Although Mitchell’s possessions might appear to be a little random, he describes them in his introductory note as the things that ‘made’ him a photographer, and reveals much of their personal significance within captions at the end of the book. The relevance of the scarecrows is, however, not articulated at all. Their uncanny qualities perhaps propose ideas around ‘the other’ – perhaps picking up on earlier themes in his work. Maybe we are supposed to read their blobby limbs as cumbersome spacesuits? Are the scarecrows just something that, as per his Leeds shopkeepers, he has enjoyed collecting during his career? It would seem actually that the scarecrows’ link with mythology connects them to many of Mitchell’s possessions.
Scarecrows are firmly planted within our popular culture and our imaginations, and as with the other objects in the book, they ignite myriad other emotions and narratives.
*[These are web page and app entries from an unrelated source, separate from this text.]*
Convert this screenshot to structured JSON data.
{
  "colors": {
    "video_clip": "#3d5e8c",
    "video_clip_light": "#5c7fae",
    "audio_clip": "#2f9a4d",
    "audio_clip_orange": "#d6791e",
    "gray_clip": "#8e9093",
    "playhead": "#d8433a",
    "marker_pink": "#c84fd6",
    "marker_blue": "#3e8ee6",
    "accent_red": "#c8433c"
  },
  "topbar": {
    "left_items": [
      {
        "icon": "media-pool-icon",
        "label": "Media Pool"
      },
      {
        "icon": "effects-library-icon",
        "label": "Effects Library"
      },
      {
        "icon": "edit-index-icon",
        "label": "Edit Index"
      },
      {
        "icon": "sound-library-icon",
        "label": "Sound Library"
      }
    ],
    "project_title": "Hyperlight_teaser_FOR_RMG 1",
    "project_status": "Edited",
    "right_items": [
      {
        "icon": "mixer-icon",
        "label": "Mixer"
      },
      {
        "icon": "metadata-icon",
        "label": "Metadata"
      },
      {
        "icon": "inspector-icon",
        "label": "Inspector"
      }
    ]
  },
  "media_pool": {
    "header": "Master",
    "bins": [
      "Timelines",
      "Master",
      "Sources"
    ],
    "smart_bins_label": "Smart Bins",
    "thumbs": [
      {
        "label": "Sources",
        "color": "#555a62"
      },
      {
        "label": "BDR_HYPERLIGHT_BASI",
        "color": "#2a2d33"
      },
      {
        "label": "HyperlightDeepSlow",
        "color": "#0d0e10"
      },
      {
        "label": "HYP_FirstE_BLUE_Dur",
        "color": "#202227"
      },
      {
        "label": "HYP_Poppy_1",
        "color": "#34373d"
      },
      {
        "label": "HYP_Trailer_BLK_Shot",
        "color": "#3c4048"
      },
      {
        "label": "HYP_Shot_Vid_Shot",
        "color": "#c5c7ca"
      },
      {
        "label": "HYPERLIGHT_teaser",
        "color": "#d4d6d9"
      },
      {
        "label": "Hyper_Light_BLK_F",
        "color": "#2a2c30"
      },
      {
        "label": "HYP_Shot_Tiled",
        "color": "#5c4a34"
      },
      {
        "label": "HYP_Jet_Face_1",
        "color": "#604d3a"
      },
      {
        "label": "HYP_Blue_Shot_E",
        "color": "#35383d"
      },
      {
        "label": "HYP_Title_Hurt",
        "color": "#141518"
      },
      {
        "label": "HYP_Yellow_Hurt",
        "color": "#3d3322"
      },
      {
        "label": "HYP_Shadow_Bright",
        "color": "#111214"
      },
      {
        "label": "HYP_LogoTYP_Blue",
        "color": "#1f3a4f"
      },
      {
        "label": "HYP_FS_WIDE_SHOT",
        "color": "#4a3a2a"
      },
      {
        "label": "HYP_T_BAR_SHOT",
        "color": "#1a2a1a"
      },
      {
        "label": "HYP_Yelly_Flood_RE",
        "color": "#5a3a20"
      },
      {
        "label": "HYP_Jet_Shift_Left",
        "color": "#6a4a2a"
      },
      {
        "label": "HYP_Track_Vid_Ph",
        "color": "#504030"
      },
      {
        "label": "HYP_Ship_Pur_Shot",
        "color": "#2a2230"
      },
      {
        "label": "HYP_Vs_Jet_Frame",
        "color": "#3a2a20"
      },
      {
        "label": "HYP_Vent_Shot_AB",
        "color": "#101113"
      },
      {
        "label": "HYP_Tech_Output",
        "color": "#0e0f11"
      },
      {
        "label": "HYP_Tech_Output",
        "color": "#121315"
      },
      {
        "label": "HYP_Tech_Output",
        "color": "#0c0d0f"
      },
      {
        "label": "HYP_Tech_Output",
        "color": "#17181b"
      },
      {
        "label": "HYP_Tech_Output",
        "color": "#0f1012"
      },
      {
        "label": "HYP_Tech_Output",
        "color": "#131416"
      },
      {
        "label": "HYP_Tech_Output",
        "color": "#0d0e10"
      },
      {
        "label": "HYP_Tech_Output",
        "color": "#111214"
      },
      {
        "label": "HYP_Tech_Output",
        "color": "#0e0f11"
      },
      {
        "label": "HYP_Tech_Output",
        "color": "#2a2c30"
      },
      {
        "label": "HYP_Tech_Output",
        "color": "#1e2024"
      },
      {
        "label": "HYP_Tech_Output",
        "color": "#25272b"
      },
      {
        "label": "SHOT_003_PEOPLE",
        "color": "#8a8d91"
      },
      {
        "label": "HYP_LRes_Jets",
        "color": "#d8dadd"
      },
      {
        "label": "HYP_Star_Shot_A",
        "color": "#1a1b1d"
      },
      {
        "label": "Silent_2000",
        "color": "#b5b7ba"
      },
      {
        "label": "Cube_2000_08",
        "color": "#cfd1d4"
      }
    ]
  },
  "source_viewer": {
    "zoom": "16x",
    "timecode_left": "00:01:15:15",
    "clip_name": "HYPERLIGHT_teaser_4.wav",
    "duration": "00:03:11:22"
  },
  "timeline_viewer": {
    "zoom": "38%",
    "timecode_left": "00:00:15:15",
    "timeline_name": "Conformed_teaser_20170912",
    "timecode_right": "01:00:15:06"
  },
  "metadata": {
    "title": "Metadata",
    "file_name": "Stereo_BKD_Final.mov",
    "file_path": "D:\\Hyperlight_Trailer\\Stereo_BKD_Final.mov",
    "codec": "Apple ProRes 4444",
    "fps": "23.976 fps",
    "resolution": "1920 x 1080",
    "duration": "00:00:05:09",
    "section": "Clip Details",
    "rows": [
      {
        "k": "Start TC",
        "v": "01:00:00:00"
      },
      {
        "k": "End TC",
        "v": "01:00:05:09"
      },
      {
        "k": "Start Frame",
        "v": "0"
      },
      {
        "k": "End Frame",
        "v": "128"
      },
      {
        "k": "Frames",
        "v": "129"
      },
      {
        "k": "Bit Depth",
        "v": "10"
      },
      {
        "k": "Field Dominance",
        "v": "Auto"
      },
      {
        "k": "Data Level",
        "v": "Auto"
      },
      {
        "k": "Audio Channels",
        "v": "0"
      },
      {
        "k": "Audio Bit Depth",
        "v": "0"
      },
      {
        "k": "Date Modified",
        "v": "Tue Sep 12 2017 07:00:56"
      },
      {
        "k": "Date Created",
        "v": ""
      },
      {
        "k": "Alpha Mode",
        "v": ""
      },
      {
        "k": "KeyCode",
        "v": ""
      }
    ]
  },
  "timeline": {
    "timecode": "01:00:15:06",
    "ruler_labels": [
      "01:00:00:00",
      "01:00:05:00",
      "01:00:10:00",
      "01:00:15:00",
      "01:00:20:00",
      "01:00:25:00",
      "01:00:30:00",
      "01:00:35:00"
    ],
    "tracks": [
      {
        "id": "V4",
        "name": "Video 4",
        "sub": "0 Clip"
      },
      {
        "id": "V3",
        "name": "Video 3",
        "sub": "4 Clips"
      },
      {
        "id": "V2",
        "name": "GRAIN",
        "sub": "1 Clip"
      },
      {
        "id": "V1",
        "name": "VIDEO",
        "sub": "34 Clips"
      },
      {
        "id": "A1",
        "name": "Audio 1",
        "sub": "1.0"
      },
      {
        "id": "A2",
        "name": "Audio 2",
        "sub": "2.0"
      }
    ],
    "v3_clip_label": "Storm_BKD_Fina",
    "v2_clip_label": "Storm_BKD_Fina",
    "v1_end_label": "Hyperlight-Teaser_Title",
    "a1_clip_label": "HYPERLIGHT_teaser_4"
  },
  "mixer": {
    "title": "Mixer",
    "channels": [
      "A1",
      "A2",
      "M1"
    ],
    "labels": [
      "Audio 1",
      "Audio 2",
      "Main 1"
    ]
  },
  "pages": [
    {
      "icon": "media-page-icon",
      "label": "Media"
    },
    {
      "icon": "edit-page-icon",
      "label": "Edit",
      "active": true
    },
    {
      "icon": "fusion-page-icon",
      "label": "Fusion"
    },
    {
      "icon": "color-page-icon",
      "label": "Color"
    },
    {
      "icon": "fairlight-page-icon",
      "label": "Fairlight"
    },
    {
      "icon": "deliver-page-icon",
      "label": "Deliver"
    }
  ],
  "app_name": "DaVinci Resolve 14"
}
While they are often presented as sinister or malevolent, scarecrows are represented in equal measure with more charming qualities, particularly in young children’s literature: they do not tend to be anthropomorphised by a single archetype. This open, malleable quality of the scarecrow is reflected in Mitchell’s strategy, whereby he purposefully selected for the book, those that had been constructed without facial features, allowing the viewer to interpret the character of each scarecrow themselves. Mitchell’s photographic approach, however, is far from typological or clinical: he allows brooding skies and fields veiled in mist to contribute to their meaning. He has also shot most of these pictures from a low perspective, giving us a child’s-eye-view of the scarecrow – as if we were tentatively stalking it, not entirely confident that the figures are harmless. Although there is humour throughout the series, many of the scarecrows are unsettling, and despite their unsophisticated construction, it is difficult to avoid reading them as figures.
Scarecrows and other human effigies are associated with seasonal rituals and in some children’s stories they can be used to represent the passing of time – offering a point of continuity within narratives around the annual cycles of arable farming, as well as the life cycles of the small mammals who bed down within them and the birds who pick out stuffing for their nests. These endearing personal qualities are owed to their diligence – their willingness to loyally preside over the crop come rain or shine until there is little more to them than rags: their stoicism makes them noble narrators of Mitchell’s biography.
But there is also a melancholy in the scarecrow which, accompanied by the nostalgia within many of Mitchell’s reproduced possessions, can feel elegiac. (These are, after all, his personal effects and sifting though them feels a little invasive.) It is, however, by no means a morbid piece of work. Some Thing means Everything to Somebody is an exciting concept, amusingly and thoughtfully contextualized, and beautifully presented in this enchanting book.
Some This mean Everything to Somebody is published by RRB Publishing and is available in an edition of 950 including a print for £45.00, and can be purchased from RRB Photobooks.
This review was originally commissioned by Photomonitor and can be viewed here.